--- Work to be completed ---
Return the data below in full and exactly, except that the pictures are dropped.

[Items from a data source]

::::::

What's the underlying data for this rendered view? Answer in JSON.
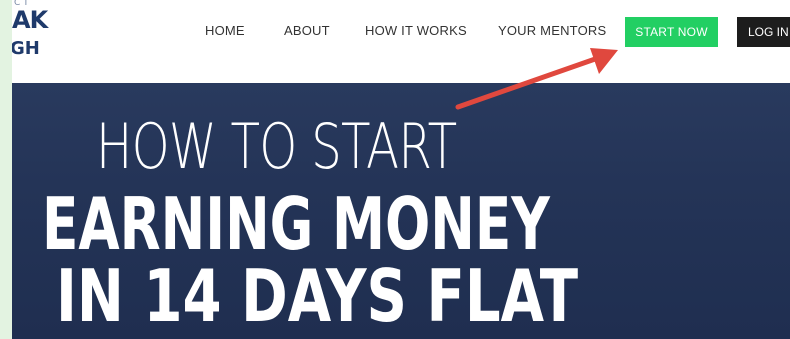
{
  "logo": {
    "top": "AK",
    "bottom": "GH",
    "tiny": "C T"
  },
  "nav": {
    "home": "HOME",
    "about": "ABOUT",
    "how": "HOW IT WORKS",
    "mentors": "YOUR MENTORS",
    "start": "START NOW",
    "login": "LOG IN"
  },
  "hero": {
    "line1": "HOW TO START",
    "line2": "EARNING MONEY",
    "line3": "IN 14 DAYS FLAT"
  },
  "colors": {
    "start_button": "#22cf63",
    "login_button": "#1d1d1d",
    "hero_background": "#243457",
    "annotation_arrow": "#e0483e"
  }
}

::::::

--- Output below ---
What's the underlying data for this rendered view? Answer in JSON.
{
  "logo": {
    "top": "AK",
    "bottom": "GH",
    "tiny": "C T"
  },
  "nav": {
    "home": "HOME",
    "about": "ABOUT",
    "how": "HOW IT WORKS",
    "mentors": "YOUR MENTORS",
    "start": "START NOW",
    "login": "LOG IN"
  },
  "hero": {
    "line1": "HOW TO START",
    "line2": "EARNING MONEY",
    "line3": "IN 14 DAYS FLAT"
  },
  "colors": {
    "start_button": "#22cf63",
    "login_button": "#1d1d1d",
    "hero_background": "#243457",
    "annotation_arrow": "#e0483e"
  }
}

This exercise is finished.